### Dataset records

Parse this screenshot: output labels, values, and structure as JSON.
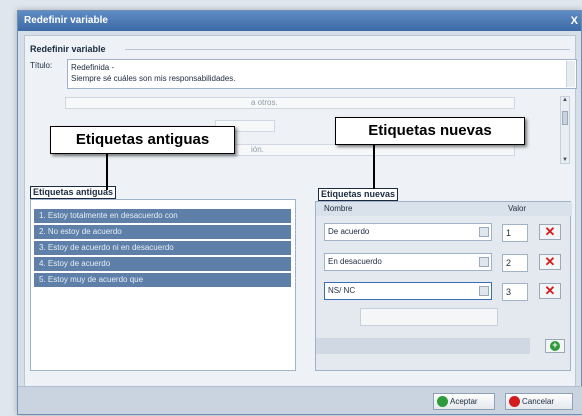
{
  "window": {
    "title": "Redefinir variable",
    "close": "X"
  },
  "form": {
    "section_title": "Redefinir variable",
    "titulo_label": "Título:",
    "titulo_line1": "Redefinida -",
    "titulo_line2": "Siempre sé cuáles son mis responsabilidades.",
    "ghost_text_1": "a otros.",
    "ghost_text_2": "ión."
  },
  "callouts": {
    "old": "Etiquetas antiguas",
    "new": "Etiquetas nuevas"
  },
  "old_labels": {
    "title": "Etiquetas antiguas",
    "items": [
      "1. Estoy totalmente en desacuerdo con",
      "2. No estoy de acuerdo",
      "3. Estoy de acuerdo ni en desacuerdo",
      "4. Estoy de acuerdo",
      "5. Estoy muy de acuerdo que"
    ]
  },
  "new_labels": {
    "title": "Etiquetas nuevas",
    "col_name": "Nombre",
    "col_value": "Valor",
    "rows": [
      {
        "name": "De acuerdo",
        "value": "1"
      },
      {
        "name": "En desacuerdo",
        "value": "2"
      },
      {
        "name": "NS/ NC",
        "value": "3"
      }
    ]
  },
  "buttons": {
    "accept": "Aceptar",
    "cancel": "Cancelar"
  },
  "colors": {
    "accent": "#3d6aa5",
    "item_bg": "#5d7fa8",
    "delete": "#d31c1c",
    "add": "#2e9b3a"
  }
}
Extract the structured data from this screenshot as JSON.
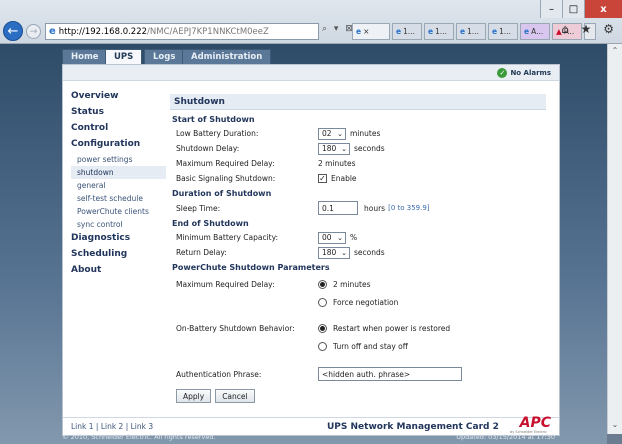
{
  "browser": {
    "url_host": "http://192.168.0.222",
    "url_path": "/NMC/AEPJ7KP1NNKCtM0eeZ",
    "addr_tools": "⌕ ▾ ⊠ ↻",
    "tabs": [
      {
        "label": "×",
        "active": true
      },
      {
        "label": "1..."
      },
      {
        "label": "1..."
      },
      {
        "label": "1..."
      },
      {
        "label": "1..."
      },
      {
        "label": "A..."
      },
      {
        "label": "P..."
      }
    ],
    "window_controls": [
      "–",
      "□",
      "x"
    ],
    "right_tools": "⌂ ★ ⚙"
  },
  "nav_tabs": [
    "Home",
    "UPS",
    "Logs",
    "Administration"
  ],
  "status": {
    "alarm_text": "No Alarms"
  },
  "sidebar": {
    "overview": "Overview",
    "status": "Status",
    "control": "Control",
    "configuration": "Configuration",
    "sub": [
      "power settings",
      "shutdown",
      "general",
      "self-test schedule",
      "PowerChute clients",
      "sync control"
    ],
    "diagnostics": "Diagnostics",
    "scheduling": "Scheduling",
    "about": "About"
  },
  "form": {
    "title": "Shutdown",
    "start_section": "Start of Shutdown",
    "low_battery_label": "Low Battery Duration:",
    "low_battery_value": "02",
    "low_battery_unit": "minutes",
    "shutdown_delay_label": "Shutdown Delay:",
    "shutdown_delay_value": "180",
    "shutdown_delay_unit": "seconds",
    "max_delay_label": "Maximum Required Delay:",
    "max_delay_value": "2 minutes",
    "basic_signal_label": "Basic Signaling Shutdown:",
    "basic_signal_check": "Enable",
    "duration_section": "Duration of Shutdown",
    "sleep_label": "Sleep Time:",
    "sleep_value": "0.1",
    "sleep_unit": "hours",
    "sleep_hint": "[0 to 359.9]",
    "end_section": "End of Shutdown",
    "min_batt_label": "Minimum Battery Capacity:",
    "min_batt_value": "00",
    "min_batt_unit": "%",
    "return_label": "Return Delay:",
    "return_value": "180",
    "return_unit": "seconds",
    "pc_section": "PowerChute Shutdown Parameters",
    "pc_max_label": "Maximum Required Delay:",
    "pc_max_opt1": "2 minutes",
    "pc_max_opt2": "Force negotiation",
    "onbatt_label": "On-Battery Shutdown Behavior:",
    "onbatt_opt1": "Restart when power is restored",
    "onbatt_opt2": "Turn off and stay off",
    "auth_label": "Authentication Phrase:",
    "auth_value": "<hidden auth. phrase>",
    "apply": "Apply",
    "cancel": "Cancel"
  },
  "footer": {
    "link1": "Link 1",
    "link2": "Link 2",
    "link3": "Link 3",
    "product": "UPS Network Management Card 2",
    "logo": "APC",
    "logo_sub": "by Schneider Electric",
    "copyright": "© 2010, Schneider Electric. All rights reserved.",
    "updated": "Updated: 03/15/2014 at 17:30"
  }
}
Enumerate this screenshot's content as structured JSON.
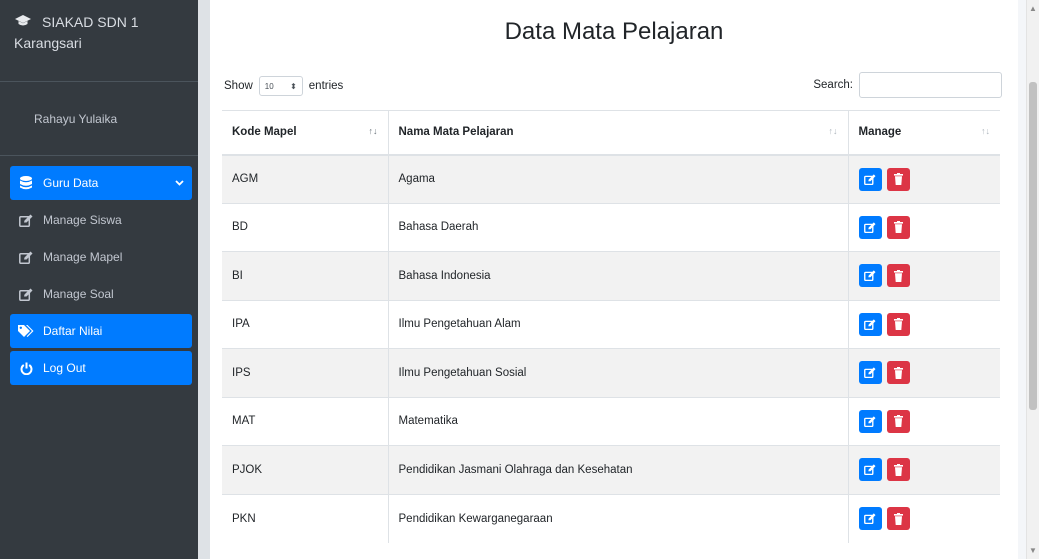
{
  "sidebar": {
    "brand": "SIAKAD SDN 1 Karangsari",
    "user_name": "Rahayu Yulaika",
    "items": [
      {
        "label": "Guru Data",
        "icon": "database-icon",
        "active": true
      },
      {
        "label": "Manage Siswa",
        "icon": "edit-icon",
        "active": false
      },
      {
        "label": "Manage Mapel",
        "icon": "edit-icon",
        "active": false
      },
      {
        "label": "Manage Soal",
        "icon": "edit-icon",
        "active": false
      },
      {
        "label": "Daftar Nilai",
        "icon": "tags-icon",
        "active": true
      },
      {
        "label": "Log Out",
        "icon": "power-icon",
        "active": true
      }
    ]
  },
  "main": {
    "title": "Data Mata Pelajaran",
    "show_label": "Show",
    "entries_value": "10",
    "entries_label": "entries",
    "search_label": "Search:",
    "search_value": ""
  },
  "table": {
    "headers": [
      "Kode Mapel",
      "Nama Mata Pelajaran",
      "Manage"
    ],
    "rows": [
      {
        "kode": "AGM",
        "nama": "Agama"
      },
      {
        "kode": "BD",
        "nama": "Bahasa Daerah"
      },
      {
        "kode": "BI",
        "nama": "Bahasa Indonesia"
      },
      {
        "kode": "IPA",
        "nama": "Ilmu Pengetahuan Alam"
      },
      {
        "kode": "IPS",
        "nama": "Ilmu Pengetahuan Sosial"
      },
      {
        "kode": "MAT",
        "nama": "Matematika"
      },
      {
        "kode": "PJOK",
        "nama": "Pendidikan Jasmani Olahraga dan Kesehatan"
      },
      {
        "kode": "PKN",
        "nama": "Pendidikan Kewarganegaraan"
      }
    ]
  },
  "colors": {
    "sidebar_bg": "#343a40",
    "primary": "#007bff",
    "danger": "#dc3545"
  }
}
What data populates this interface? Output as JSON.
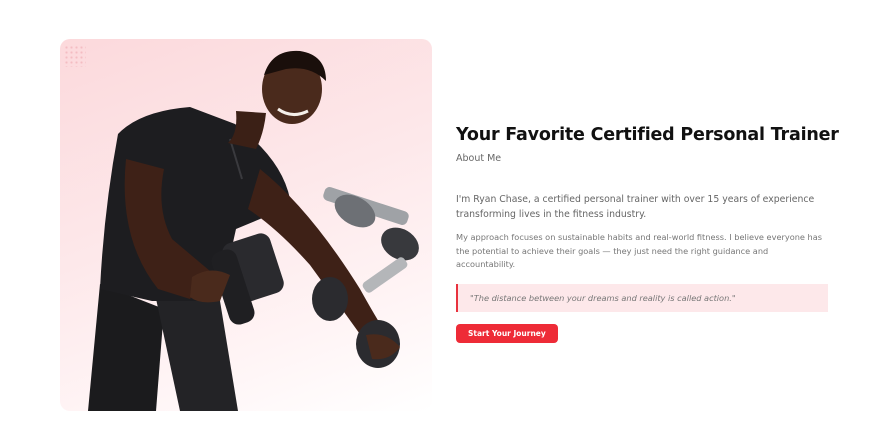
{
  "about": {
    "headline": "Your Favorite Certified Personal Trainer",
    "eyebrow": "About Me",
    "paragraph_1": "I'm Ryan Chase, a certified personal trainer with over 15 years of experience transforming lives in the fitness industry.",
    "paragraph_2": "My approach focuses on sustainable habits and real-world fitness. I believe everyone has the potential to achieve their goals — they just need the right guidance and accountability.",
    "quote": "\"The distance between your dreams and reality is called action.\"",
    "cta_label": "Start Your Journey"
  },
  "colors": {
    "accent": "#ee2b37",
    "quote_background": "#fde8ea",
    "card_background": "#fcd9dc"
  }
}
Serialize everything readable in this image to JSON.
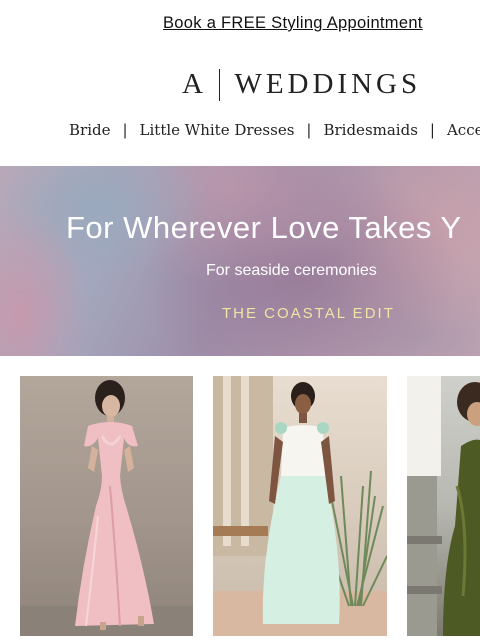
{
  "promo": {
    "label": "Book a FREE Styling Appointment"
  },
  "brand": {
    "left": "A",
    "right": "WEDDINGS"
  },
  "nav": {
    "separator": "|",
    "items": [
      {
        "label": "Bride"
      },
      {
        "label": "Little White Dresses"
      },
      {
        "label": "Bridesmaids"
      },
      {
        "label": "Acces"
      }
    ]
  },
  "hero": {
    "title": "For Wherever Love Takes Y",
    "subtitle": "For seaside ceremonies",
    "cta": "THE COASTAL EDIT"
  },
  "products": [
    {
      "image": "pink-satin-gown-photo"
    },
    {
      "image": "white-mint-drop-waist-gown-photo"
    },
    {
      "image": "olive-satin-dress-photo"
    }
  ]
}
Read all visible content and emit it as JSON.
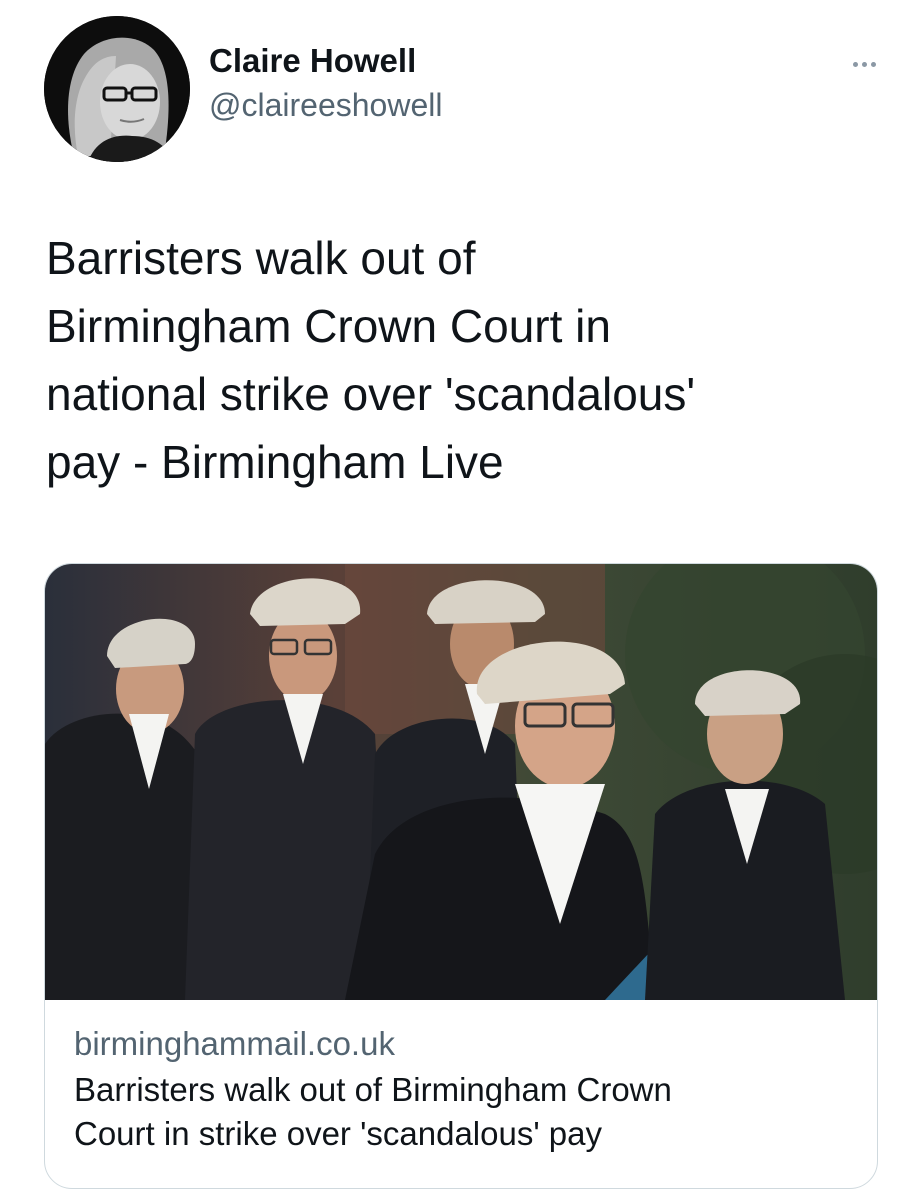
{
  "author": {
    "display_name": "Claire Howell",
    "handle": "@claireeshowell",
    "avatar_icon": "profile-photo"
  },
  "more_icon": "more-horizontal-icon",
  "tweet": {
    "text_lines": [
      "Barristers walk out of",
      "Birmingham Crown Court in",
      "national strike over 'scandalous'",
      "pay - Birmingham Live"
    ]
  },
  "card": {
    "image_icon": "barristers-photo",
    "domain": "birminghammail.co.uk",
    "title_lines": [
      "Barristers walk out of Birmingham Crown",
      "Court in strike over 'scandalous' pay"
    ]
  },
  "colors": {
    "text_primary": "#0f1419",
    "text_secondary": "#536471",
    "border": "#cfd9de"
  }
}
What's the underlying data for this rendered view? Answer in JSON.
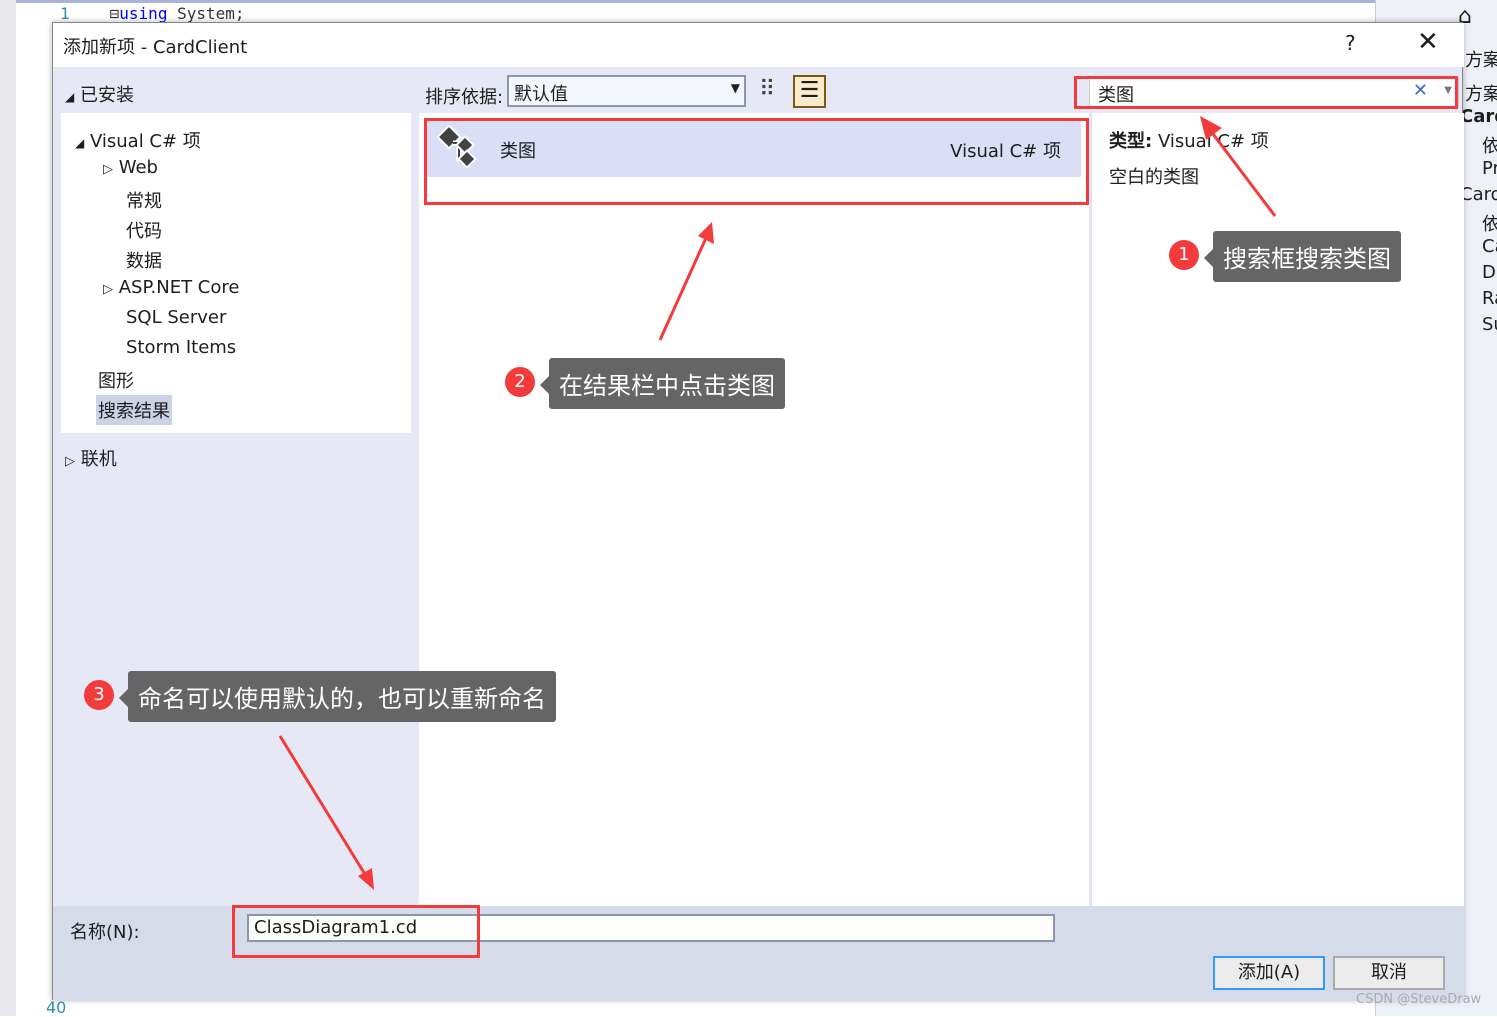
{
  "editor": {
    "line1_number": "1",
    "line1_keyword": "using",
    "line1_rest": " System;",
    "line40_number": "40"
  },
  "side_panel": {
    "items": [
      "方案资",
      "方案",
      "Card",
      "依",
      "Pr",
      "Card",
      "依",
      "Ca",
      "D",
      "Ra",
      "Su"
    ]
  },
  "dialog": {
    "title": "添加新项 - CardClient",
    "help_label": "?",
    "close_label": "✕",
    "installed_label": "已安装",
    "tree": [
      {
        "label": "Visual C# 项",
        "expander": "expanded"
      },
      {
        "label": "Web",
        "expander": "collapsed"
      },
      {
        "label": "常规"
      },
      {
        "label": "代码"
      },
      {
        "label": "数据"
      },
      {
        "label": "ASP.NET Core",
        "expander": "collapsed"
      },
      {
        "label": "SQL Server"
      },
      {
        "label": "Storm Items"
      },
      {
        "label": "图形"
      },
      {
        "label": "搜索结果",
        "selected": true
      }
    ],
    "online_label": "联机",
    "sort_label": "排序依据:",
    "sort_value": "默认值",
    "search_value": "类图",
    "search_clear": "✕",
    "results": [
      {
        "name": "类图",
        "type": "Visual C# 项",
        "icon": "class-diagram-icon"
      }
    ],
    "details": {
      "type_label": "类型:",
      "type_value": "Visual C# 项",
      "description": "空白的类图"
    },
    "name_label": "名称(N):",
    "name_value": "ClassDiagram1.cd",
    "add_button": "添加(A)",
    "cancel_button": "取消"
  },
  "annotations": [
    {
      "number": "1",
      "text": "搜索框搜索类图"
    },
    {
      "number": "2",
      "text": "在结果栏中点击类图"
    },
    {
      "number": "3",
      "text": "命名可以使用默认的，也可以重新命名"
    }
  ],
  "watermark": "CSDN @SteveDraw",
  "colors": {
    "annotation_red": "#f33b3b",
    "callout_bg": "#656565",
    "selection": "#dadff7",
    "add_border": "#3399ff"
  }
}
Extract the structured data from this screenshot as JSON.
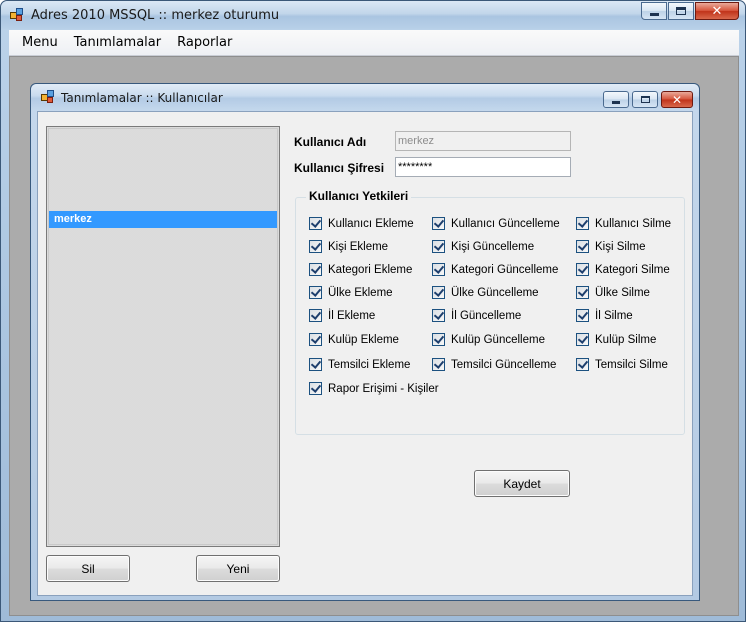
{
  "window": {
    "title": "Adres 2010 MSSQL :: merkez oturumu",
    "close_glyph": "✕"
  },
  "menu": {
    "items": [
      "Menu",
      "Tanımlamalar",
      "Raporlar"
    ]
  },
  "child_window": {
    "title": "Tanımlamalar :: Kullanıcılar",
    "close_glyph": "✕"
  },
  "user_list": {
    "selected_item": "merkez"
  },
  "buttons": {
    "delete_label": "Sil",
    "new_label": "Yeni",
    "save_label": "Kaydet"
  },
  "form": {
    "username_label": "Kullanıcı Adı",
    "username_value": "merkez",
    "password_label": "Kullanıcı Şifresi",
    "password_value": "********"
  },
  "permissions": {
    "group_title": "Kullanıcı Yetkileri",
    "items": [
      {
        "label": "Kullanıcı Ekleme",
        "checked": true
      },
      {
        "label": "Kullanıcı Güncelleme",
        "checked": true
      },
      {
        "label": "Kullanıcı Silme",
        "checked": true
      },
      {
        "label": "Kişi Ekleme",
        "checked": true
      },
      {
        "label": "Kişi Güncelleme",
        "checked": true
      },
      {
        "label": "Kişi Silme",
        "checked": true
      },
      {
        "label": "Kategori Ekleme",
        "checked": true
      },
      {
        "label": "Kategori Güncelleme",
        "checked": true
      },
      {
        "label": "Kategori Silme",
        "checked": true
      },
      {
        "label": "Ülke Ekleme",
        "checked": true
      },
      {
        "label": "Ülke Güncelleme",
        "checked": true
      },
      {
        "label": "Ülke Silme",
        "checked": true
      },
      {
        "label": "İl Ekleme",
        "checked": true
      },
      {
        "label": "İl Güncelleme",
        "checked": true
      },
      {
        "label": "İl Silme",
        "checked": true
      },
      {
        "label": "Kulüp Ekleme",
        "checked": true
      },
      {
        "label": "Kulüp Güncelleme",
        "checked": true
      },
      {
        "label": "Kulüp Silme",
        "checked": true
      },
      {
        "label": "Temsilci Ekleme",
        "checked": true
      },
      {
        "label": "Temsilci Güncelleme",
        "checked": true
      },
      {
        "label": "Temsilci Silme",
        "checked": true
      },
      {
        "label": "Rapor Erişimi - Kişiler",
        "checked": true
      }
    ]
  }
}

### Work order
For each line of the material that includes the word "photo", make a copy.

### Solution for this exercise
      "image": "pink-satin-gown-photo"
      "image": "white-mint-drop-waist-gown-photo"
      "image": "olive-satin-dress-photo"
    "avatar_icon": "profile-photo"
    "image_icon": "barristers-photo",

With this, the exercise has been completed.